Locate the string "Transcode" in the listing below. Copy every line where it is found.

[[ TASK DATA open ]]

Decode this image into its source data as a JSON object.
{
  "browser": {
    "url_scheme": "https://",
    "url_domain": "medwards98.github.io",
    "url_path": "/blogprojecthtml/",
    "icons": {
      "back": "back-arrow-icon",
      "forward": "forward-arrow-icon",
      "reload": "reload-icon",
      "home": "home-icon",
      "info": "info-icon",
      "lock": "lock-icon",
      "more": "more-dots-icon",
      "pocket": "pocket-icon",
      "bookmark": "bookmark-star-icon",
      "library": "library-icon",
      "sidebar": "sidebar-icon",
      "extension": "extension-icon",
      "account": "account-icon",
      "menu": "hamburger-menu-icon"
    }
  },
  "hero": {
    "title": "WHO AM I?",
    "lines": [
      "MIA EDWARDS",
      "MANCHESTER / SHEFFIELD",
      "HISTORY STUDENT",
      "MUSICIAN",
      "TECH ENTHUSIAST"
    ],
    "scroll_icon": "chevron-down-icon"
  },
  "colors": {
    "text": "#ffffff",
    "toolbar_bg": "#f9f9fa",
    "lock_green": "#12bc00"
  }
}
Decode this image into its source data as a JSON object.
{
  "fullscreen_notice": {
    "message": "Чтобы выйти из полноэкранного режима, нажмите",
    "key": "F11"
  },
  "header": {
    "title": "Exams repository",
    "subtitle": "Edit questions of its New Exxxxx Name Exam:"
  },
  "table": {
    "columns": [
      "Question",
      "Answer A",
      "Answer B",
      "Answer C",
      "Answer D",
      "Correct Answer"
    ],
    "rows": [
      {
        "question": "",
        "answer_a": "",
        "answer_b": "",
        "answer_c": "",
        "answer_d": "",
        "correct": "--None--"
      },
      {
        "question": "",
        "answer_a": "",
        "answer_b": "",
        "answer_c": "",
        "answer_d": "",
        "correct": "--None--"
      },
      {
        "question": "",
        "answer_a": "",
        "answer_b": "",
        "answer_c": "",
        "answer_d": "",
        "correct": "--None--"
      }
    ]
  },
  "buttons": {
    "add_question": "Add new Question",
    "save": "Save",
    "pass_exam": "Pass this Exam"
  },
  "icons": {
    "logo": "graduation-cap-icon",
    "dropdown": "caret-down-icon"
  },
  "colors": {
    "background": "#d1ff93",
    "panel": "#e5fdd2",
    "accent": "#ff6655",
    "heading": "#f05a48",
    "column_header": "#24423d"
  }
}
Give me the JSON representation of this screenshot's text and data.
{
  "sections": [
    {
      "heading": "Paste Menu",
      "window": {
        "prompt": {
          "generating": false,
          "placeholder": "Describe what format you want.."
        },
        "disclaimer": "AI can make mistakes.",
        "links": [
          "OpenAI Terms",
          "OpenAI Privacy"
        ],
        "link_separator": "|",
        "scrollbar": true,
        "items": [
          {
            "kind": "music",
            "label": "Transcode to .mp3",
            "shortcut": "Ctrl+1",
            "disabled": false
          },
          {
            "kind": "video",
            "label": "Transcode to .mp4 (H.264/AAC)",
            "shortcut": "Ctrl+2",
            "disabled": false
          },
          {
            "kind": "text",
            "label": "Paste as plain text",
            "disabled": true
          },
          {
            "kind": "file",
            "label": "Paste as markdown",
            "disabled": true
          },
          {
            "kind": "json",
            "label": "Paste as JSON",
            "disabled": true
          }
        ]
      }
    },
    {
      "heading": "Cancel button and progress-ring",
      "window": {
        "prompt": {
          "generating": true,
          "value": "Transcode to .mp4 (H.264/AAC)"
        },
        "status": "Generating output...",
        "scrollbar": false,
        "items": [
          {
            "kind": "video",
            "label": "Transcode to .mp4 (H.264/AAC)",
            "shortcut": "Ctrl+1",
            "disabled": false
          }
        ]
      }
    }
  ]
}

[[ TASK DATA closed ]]

§ **RESULT**
            "label": "Transcode to .mp3",
            "label": "Transcode to .mp4 (H.264/AAC)",
          "value": "Transcode to .mp4 (H.264/AAC)"
            "label": "Transcode to .mp4 (H.264/AAC)",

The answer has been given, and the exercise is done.